• To do:
The answer must consist of each line below that holds the word "text", copied as it stands.

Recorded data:
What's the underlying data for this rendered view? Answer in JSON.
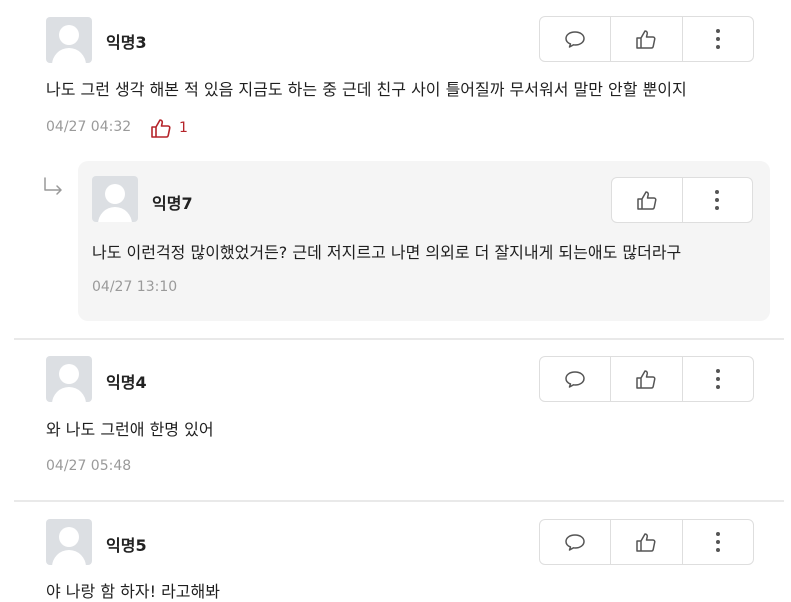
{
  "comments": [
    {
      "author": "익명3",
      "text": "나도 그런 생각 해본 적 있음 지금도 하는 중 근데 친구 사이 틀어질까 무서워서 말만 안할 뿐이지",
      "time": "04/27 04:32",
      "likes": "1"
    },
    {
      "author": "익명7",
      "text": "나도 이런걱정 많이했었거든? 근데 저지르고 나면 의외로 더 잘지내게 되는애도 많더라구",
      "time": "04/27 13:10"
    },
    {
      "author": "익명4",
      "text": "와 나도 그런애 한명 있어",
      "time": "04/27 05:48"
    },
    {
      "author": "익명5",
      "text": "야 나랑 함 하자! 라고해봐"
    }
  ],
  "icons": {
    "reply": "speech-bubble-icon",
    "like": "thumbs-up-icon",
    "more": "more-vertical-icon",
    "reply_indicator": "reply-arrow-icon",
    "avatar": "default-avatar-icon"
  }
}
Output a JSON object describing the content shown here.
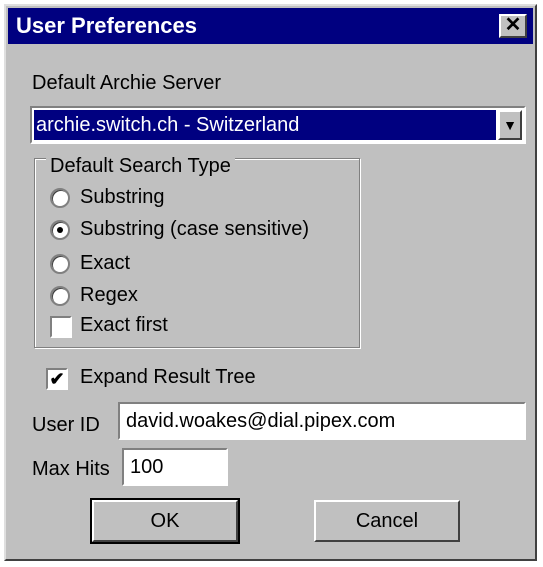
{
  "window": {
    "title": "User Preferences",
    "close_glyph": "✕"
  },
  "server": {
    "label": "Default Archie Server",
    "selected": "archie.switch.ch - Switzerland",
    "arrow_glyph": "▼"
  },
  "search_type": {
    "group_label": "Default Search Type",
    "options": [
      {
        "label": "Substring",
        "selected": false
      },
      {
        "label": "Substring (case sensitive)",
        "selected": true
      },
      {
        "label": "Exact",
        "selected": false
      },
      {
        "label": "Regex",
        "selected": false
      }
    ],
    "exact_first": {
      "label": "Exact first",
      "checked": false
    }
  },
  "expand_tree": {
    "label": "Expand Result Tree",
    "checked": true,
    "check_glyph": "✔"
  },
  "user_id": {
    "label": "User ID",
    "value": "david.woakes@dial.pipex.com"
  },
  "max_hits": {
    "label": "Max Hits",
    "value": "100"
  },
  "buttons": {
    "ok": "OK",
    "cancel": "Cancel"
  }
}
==
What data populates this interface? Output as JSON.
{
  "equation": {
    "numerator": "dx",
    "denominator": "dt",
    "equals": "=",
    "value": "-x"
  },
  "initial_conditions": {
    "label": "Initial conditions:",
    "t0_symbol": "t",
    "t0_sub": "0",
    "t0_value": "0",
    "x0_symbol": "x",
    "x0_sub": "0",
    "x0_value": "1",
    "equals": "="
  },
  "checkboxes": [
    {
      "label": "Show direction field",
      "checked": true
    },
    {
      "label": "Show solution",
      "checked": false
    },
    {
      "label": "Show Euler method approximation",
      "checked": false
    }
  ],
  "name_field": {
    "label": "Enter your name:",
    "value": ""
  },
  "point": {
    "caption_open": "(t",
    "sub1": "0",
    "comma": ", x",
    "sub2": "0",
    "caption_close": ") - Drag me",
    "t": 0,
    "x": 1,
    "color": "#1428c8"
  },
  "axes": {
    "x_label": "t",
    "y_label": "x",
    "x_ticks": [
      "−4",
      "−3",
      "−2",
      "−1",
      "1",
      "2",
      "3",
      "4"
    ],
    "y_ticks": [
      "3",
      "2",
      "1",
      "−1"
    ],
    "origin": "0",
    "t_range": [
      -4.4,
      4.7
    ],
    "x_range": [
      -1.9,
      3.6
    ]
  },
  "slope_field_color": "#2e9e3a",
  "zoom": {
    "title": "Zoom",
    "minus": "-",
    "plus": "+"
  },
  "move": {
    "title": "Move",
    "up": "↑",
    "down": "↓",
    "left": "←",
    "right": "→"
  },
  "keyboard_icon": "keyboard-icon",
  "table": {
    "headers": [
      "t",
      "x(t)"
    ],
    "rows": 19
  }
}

• Output for this exercise:
      "text": "나도 그런 생각 해본 적 있음 지금도 하는 중 근데 친구 사이 틀어질까 무서워서 말만 안할 뿐이지",
      "text": "나도 이런걱정 많이했었거든? 근데 저지르고 나면 의외로 더 잘지내게 되는애도 많더라구",
      "text": "와 나도 그런애 한명 있어",
      "text": "야 나랑 함 하자! 라고해봐"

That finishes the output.